Companies make calculated decisions about which suppliers to pay late and how long to delay payment, according to Chinese University of Hong Kong’s Jing Wu, National Chengchi University’s Hsiao-Hui Lee, and Chicago Booth’s John R. Birge. Their study identifies some of the factors that affect companies’ late payment decisions and behaviors.
Wu, Lee, and Birge cite a 2018 survey by credit insurance provider Atradius as finding that 88 percent of companies in Western Europe had frequent late payments accounting for 42 percent of trade credit. Another credit provider, Euler Hermes, found in 2018 that global trade credits were overdue an average of 66 days, up 10 percent in a decade.
The researchers analyzed a data set from business insights company Dun & Bradstreet of invoices issued by and payments received from more than 7,000 American companies from 2004 to 2016. Businesses with greater market power made more late payments to ordinary suppliers but were likely to pay their important suppliers on time, they find. And while companies awaited payments from their own downstream customers, they often shifted those costs upstream to suppliers by delaying payment, regardless of the suppliers’ importance.
“Companies are strategic about these payment delays, using them for market power or to do this type of cost shifting,” Birge says. “Late payment is an important part of companies’ financial and operational decision-making.”
Other factors that affected the timing of companies’ payments included their access to financing, the speed at which they could borrow money, and inventory turnover rates, according to the research.
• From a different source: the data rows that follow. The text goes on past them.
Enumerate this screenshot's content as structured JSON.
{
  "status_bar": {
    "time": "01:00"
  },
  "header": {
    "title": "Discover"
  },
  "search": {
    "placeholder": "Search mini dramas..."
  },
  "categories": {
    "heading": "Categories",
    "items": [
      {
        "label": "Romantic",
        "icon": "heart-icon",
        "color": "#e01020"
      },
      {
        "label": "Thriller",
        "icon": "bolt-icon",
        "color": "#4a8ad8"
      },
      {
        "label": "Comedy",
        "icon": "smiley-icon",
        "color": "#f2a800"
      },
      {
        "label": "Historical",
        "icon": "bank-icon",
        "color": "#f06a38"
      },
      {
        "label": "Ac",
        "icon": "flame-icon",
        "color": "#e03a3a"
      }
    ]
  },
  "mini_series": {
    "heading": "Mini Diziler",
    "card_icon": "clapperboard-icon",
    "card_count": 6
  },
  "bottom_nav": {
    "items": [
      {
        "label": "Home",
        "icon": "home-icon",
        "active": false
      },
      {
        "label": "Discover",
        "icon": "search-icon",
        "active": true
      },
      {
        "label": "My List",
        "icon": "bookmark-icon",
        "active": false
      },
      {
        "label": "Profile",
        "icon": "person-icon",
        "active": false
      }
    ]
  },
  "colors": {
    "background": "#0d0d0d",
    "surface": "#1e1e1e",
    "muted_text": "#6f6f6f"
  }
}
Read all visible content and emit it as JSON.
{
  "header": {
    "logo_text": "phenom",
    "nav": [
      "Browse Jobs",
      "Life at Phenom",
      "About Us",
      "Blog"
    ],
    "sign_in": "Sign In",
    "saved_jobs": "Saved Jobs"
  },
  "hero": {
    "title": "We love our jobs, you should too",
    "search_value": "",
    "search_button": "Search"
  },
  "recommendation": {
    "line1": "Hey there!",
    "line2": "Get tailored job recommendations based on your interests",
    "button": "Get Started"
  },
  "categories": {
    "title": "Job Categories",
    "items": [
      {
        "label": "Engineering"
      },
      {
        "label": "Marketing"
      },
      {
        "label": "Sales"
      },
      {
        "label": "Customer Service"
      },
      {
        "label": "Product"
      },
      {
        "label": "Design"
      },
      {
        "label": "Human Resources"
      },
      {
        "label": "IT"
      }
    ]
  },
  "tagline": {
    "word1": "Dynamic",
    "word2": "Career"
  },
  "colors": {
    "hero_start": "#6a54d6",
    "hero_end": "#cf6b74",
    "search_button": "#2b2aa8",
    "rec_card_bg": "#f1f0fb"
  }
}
Companies with good access to financing were more likely to pay on time, particularly with their important suppliers, the researchers find. And companies that could borrow money quickly tended to make more late payments.
Though they had a greater need for making late payments to cover cash gaps, businesses with slow inventory turnover made fewer late payments, most likely because they were in a weak bargaining position with suppliers, the data suggest. Companies with prior contract breaches were likely to continue making late payments in the future, though they were less likely to do so with important suppliers.
Suppliers may want to proceed with caution if they’re planning to offer trade credit to companies with large market shares or long accounts-receivable delays, the research suggests.
When writing up contracts with some downstream companies, suppliers may want to build in explicit deadlines or higher late-payment penalties, for example. At the same time, if suppliers agree to work with powerful downstream companies, they should deliver high-quality goods and services on time to increase the likelihood of on-time payments, Birge says.
“You may want to tighten some of the terms for payment-delay penalties, but it also means you want to pay attention to your performance because they do have some market power,” he says.